Did you accompany him afterwards?

Seelbach: I would like that, but it wasn’t possible. I had already pointed out to the presiding judge in advance that my client would have served the expected maximum sentence of a good year in the foreseeable future anyway. Against this background, a date for the appointment hearing should be set as soon as possible.

The chair then informed me in mid-January that she had no appointment available and that she would release Ibrahim A. immediately if I withdrew my appeal. But that was out of the question, because then the district court judgment would become final. However, we believed that my client had acted in self-defense. Nevertheless, I assured the judge that I would be in touch with A. to discuss this issue.

What did he say to that?

Seelbach: The contact never came about. Before I could reach him by phone, the court order for dismissal was in my fax machine. The arrest warrant was lifted. I immediately called the JVA to speak to my client again before he was released and to encourage them to organize help for him out there. But the JVA officials told me that he was already gone.

My client was immediately kicked out. This is also usual. Anything else would be a deprivation of liberty. But no one was able to prepare him for his return to freedom and take measures to ensure that he didn’t get into trouble again when he was outside.

And then?

Seelbach: And then his trail is lost.

A judicial error? Seelbach: At least the district court acted awkwardly – and in a way that I didn’t suggest. A. was also severely affected by the long period in custody. He said several times during the trial that he couldn’t take it anymore, that he couldn’t take it anymore. He also reported on fellow prisoners who constantly pounded on his wall. But that was all in my imagination, there was probably no one there.

The suspicion of a mental disorder was in the room – in the direction of schizophrenia. The expert did address this during the trial, but did not consider the defendant’s changing accounts to be sufficient for a corresponding finding. The loneliness in prison, being torn from normal life.

These factors must now be examined much more intensively after the terrible incidents on the train. Also the question: How did my client spend the days after his release from prison? Was he doing drugs again? All of this needs to be explained.

Is your client given a psychiatric evaluation in a timely manner?

Seelbach: According to the responsible public prosecutor, he should be examined by a forensic psychiatrist in the near future. This is probably to clarify whether charges will be filed or whether an application will be made to place my client in a closed psychiatric ward.

Two young people probably died at the hands of their client, five other passengers were injured, some of them life-threatening, and the relatives are suffering immensely from the consequences of the crime. What does the perpetrator’s defense attorney say to these people? Seelbach: Of course, I find this act just as terrible as everyone else. Unfortunately, it is no longer possible to undo this. When the radio announced the news of these young people’s deaths, I was shocked.
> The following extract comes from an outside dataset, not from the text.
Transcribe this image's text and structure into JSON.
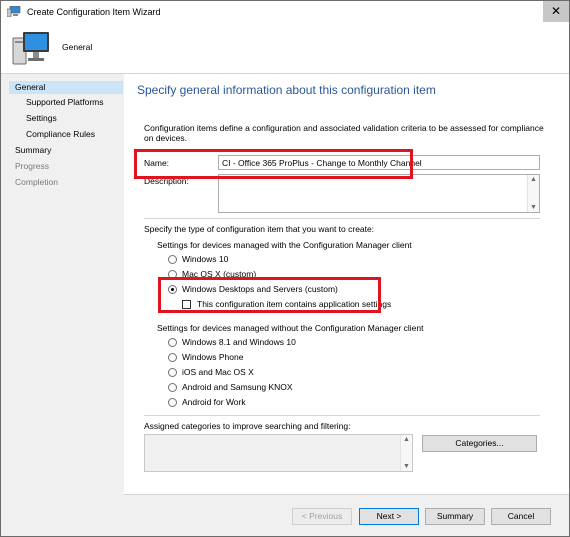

At the same time, I suspected that Ibrahim A. could be responsible. As a criminal defense attorney, it is my duty to represent the client as well as possible in court and to clarify who is at fault. In no way do I identify with the crime he is accused of.